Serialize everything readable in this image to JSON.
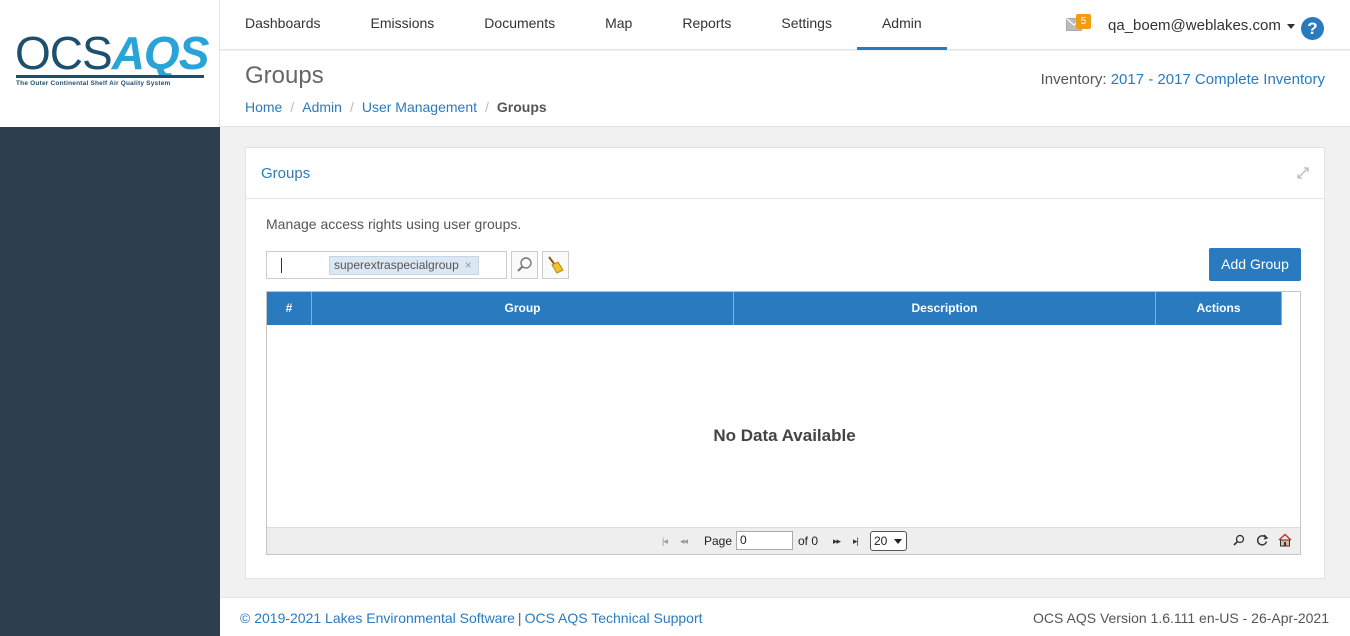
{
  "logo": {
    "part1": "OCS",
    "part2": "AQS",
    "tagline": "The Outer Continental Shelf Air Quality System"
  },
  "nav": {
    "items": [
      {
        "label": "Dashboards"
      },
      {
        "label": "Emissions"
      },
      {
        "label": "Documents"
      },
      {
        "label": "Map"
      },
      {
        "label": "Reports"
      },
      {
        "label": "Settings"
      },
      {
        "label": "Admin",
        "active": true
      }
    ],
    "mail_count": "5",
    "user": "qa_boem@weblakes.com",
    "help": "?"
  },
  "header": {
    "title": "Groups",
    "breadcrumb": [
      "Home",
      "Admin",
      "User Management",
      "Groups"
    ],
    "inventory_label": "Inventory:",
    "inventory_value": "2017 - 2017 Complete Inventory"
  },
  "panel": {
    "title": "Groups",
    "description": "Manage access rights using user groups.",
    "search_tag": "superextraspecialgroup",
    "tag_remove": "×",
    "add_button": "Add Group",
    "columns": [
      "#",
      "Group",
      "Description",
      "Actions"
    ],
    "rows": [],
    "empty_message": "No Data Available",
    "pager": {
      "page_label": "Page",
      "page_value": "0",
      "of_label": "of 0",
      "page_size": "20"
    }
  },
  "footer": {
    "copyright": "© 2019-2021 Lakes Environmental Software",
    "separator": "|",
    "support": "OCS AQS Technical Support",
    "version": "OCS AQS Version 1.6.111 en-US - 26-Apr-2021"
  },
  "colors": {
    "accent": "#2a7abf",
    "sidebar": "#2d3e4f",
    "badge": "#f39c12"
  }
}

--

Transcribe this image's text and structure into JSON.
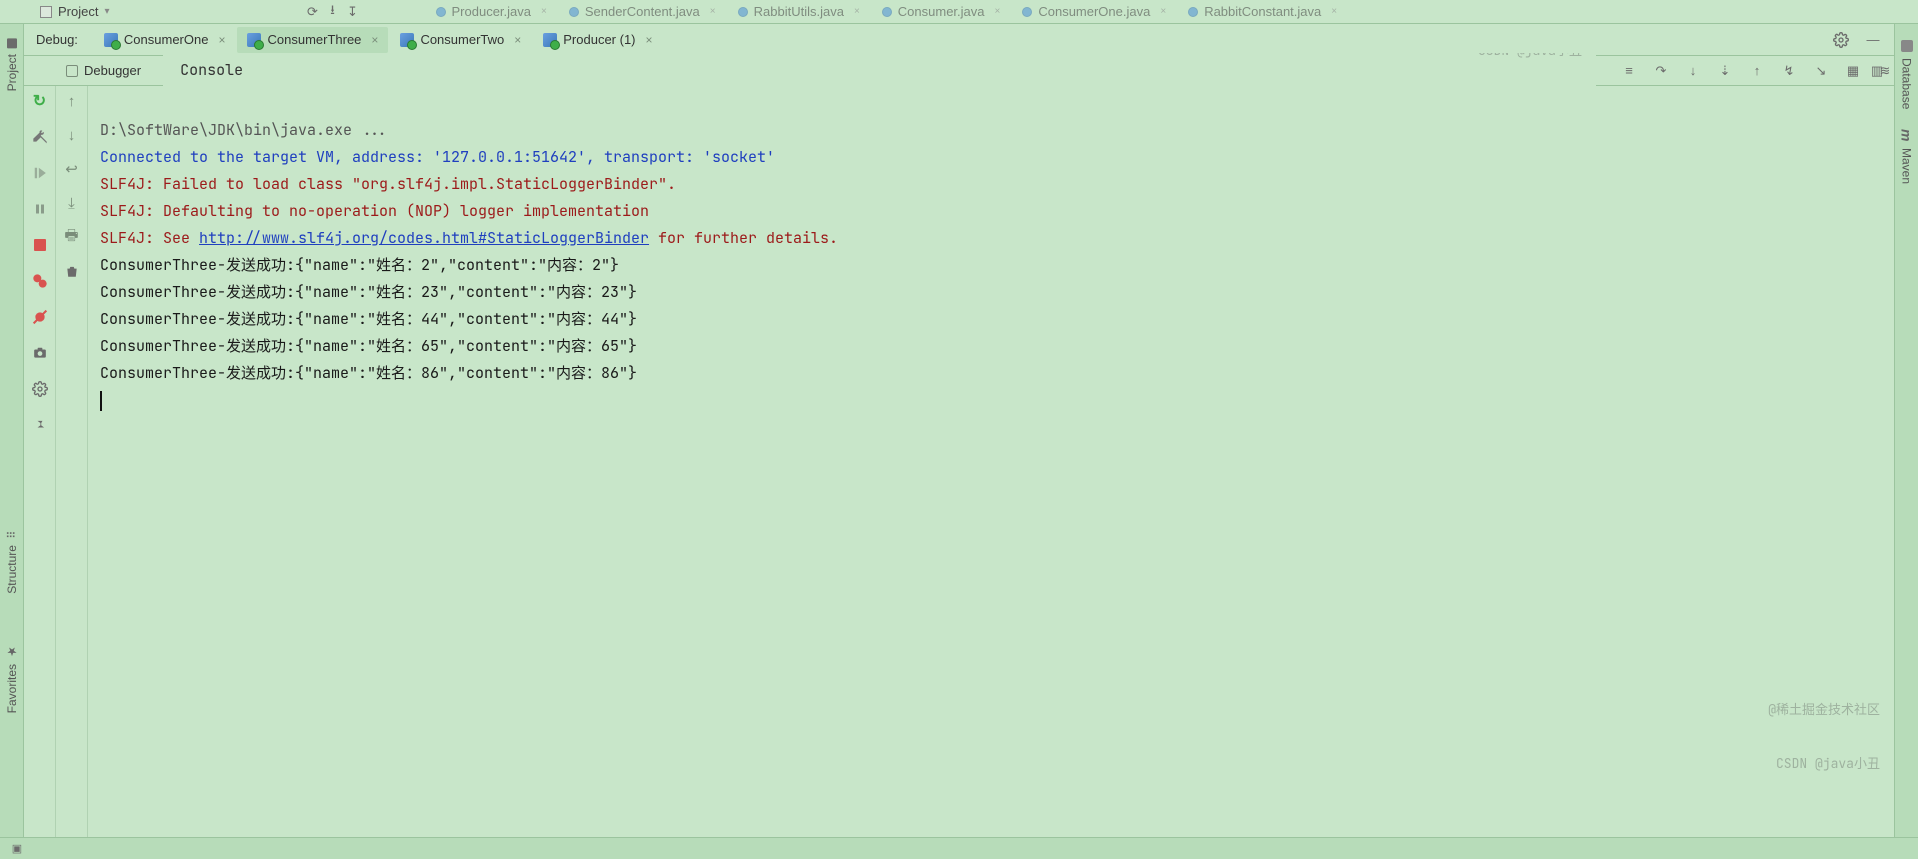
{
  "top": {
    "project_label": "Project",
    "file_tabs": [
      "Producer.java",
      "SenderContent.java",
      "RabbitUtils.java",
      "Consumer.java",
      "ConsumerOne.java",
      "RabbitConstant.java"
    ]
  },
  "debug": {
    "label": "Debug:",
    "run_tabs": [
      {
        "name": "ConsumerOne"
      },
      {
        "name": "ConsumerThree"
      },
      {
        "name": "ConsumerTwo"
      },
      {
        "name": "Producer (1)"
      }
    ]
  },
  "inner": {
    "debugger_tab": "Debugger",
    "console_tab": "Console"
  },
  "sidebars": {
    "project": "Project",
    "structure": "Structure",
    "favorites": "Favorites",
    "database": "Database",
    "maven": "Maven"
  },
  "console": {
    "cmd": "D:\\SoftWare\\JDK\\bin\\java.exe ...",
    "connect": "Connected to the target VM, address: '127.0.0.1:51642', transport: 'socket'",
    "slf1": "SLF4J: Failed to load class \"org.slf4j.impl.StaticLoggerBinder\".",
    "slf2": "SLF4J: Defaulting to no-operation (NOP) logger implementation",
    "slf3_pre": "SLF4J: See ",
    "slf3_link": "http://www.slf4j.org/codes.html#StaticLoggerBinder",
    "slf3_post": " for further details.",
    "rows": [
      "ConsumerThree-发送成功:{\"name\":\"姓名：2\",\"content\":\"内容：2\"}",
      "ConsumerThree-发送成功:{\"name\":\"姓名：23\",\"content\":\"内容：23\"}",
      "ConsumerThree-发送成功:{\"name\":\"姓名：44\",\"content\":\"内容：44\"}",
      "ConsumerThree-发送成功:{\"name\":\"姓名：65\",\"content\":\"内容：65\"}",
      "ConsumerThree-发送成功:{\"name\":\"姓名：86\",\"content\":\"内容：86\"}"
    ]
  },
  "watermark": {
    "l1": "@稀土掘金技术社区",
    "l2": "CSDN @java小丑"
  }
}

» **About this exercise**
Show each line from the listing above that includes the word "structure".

» **Result of the exercise**
Transcribe this image's text and structure into JSON.
    "structure": "Structure",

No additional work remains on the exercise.